Chicago - Feb. 22, 2018
Music TV Politics Sports Books People Places & Things
 
Beachwood Politics
Our monthly archive.
Who We Are
Chicago by the numbers.
Sausage Links
Wiki Daley
Wiki Rahm
Illinois Channel
CAN TV
Ralph Martire
Doonesbury
Government Attic
Division Street
Indie Political Report
The Obameter
ProPublica
The Intercept
SCOTUS Blog
American Dream Betrayed

Illinois Bill Moving Forward To Pull Out Of Controversial Crosscheck

State lawmakers have set a public hearing date for legislation to protect Illinois voter data by pulling state voter data out of the national Crosscheck program. The hearing on SB2273, crafted in partnership between Indivisible Chicago and state lawmakers, is scheduled for Tuesday, 1:30 p.m. in Springfield.

"We urge legislators to move quickly to close this door to protect Illinois voters' personal data," said Steve Held, one of the leaders of the Indivisible Chicago team fighting voter suppression. "The news out of Kansas, responsible for protecting this sensitive data, gets worse on a weekly basis. It's abundantly clear that the Kansas Secretary of State's office lacks the will and the expertise to secure their systems."

Indivisible Chicago has been at the forefront of national research that has revealed extensive flaws in the security measures that are supposed to protect personal data for millions of voters in Illinois and across the country. The activist organization is encouraging Illinois voters to call on lawmakers to protect their data by filing a witness proponent slip in support of this legislation.

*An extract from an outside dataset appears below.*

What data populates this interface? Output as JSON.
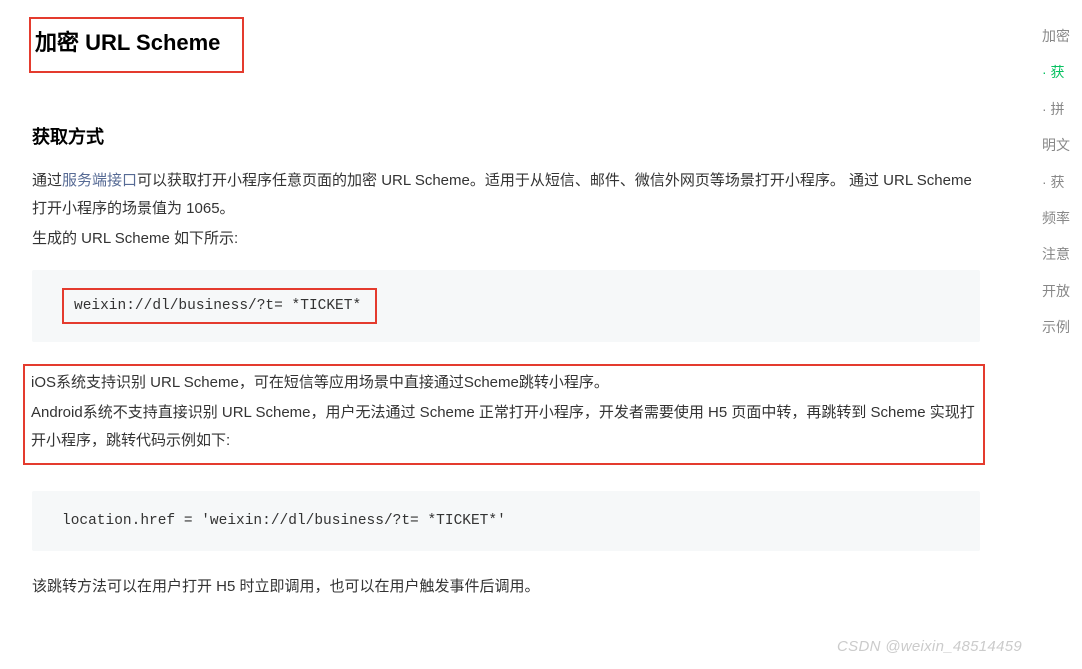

This can be done in just a few minutes, using this link and marking the slip as "proponent:" SB2273 Witness Slip.

Indivisible Chicago commends initial bill sponsors Kwame Raoul and Bill Cunningham, as well as those who have joined, and is urging more legislators to sign on as co-sponsors to expedite passage of this bill.

The hearing is scheduled against a backdrop of increasing evidence that Crosscheck leaves voters vulnerable to identity theft through the insecure handling of sensitive data. In just this past month:

  • Florida election officials acknowledged that the personal data for nearly 1,000 Kansans was compromised as a result of their participation in the Crosscheck program, prompting Florida to offer to pay for LifeLock protection to all impacted Kansans. This data had been shared with a Kansas-based Voters Against Crosscheck as a result of a public records request and subsequently shared with Indivisible Chicago.
  • After months of assurances from Kansas Secretary of State Kobach and Director of Elections Bryan Caskey that Kansas's systems were secure, Netragard, a security research firm, found that the Kansas government's network was "significantly exposed," posing a risk to all Kansas systems, including the Crosscheck database.
  • Gizmodo reported the careless exposure of the last four digits of Social Security numbers for thousands of Kansas state employees, including 90 percent of Kansas legislators and Kobach himself.

Last week, Caskey stated that Crosscheck would again be operational sometime in February but hasn't provided any details about planned changes to the programs security.

Pulling out of Crosscheck doesn't mean Illinois will be ill-equipped to manage voter data, according to Held.

"Illinois is in the much more secure national ERIC program, along with 22 others," he said. "We have the necessary tools to maintain our voter rolls. Proponents for Crosscheck are simply pursuing a highly partisan agenda to perpetuate debunked myths about voter fraud and to further an agenda of voter suppression. It's time to end this charade and get on with the serious business of protecting the integrity of our electoral process."

Efforts to persuade the Illinois State Board of Elections to voluntarily pull data from Crosscheck have been unsuccessful, with a vote earlier this month breaking out along party lines, and all Republican members voting "no. In an e-mail to Indivisible Chicago after that SBE Board meeting, SBE public information officer Matt Dietrich confirmed no voter data would be sent until any security changes are assessed and discussed in a public SBE Board meeting. The SBE's next monthly board meeting is scheduled for February 21.

-

Previously:

* State Board Of Elections Puts Voter Data At Risk.

* Illinois Legislators Urged to Act Quickly to Secure Voter Files.

-

Comments welcome.



Permalink

Posted on January 26, 2018


MUSIC - Chicago In The Rockies.
TV - Archie Bunker On Gun Control.
POLITICS - The Paradise Papers: The African Satellite Scheme.
SPORTS - Black Blackhawk vs. Racist Fans.

BOOKS - Writing's Power To Deceive.

PEOPLE PLACES & THINGS - RECALL! Triple T Chicken Salad.


Search The Beachwood Reporter

Subscribe To Our Newsletter
Email:

Follow BeachwoodReport on Twitter



Beachwood Radio!


Ask Me Anything!